__Aim of the task__
Could you write out the records exactly as they are given?

===== Input for this task

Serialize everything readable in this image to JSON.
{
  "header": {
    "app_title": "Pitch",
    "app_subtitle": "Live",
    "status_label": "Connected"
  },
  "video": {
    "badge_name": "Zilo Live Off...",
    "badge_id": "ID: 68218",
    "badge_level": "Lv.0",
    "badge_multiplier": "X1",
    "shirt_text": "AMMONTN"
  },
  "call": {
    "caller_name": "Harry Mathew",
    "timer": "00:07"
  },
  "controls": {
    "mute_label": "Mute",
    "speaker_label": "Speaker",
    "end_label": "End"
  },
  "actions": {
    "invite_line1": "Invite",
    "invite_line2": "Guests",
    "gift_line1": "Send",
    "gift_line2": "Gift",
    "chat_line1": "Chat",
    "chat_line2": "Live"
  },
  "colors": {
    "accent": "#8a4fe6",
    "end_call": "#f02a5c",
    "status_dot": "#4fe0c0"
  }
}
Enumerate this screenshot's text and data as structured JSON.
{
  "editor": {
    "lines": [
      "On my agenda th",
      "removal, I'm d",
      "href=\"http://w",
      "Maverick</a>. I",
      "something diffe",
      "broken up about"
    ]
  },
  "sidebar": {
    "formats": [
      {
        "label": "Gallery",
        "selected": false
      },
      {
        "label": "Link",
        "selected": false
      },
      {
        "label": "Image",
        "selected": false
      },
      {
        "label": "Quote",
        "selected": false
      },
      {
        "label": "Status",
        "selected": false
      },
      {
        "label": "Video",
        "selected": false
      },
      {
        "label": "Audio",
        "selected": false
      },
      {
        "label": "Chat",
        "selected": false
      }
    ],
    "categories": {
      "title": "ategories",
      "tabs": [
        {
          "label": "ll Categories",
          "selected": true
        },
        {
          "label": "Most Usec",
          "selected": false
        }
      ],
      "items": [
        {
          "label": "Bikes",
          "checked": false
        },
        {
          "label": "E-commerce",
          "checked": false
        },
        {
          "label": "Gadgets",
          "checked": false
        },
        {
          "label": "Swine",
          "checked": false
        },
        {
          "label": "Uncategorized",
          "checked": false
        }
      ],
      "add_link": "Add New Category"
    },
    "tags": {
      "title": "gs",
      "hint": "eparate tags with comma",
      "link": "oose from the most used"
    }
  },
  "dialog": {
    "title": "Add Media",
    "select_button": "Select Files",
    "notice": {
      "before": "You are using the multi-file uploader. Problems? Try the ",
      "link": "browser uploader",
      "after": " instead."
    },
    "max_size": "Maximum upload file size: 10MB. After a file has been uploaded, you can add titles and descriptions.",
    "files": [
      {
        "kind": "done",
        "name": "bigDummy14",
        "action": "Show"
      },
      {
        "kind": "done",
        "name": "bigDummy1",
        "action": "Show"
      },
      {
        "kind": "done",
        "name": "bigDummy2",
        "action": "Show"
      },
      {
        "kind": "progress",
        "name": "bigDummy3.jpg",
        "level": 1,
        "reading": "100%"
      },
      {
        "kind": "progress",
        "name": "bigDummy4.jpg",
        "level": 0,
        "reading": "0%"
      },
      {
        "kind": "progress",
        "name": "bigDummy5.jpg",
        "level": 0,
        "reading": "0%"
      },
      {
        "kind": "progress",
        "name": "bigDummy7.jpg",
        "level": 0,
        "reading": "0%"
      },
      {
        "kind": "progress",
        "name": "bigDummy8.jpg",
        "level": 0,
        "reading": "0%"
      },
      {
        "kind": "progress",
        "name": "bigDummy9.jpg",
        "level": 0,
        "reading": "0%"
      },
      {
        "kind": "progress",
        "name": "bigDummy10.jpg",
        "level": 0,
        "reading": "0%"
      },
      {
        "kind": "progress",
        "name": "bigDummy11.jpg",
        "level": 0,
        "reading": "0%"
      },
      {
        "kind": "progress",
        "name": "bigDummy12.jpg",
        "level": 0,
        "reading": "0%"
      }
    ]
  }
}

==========

__Output for this exercise__
Serialize everything readable in this image to JSON.
{
  "header": {
    "app_title": "Pitch",
    "app_subtitle": "Live",
    "status_label": "Connected"
  },
  "video": {
    "badge_name": "Zilo Live Off...",
    "badge_id": "ID: 68218",
    "badge_level": "Lv.0",
    "badge_multiplier": "X1",
    "shirt_text": "AMMONTN"
  },
  "call": {
    "caller_name": "Harry Mathew",
    "timer": "00:07"
  },
  "controls": {
    "mute_label": "Mute",
    "speaker_label": "Speaker",
    "end_label": "End"
  },
  "actions": {
    "invite_line1": "Invite",
    "invite_line2": "Guests",
    "gift_line1": "Send",
    "gift_line2": "Gift",
    "chat_line1": "Chat",
    "chat_line2": "Live"
  },
  "colors": {
    "accent": "#8a4fe6",
    "end_call": "#f02a5c",
    "status_dot": "#4fe0c0"
  }
}
Enumerate this screenshot's text and data as structured JSON.
{
  "editor": {
    "lines": [
      "On my agenda th",
      "removal, I'm d",
      "href=\"http://w",
      "Maverick</a>. I",
      "something diffe",
      "broken up about"
    ]
  },
  "sidebar": {
    "formats": [
      {
        "label": "Gallery",
        "selected": false
      },
      {
        "label": "Link",
        "selected": false
      },
      {
        "label": "Image",
        "selected": false
      },
      {
        "label": "Quote",
        "selected": false
      },
      {
        "label": "Status",
        "selected": false
      },
      {
        "label": "Video",
        "selected": false
      },
      {
        "label": "Audio",
        "selected": false
      },
      {
        "label": "Chat",
        "selected": false
      }
    ],
    "categories": {
      "title": "ategories",
      "tabs": [
        {
          "label": "ll Categories",
          "selected": true
        },
        {
          "label": "Most Usec",
          "selected": false
        }
      ],
      "items": [
        {
          "label": "Bikes",
          "checked": false
        },
        {
          "label": "E-commerce",
          "checked": false
        },
        {
          "label": "Gadgets",
          "checked": false
        },
        {
          "label": "Swine",
          "checked": false
        },
        {
          "label": "Uncategorized",
          "checked": false
        }
      ],
      "add_link": "Add New Category"
    },
    "tags": {
      "title": "gs",
      "hint": "eparate tags with comma",
      "link": "oose from the most used"
    }
  },
  "dialog": {
    "title": "Add Media",
    "select_button": "Select Files",
    "notice": {
      "before": "You are using the multi-file uploader. Problems? Try the ",
      "link": "browser uploader",
      "after": " instead."
    },
    "max_size": "Maximum upload file size: 10MB. After a file has been uploaded, you can add titles and descriptions.",
    "files": [
      {
        "kind": "done",
        "name": "bigDummy14",
        "action": "Show"
      },
      {
        "kind": "done",
        "name": "bigDummy1",
        "action": "Show"
      },
      {
        "kind": "done",
        "name": "bigDummy2",
        "action": "Show"
      },
      {
        "kind": "progress",
        "name": "bigDummy3.jpg",
        "level": 1,
        "reading": "100%"
      },
      {
        "kind": "progress",
        "name": "bigDummy4.jpg",
        "level": 0,
        "reading": "0%"
      },
      {
        "kind": "progress",
        "name": "bigDummy5.jpg",
        "level": 0,
        "reading": "0%"
      },
      {
        "kind": "progress",
        "name": "bigDummy7.jpg",
        "level": 0,
        "reading": "0%"
      },
      {
        "kind": "progress",
        "name": "bigDummy8.jpg",
        "level": 0,
        "reading": "0%"
      },
      {
        "kind": "progress",
        "name": "bigDummy9.jpg",
        "level": 0,
        "reading": "0%"
      },
      {
        "kind": "progress",
        "name": "bigDummy10.jpg",
        "level": 0,
        "reading": "0%"
      },
      {
        "kind": "progress",
        "name": "bigDummy11.jpg",
        "level": 0,
        "reading": "0%"
      },
      {
        "kind": "progress",
        "name": "bigDummy12.jpg",
        "level": 0,
        "reading": "0%"
      }
    ]
  }
}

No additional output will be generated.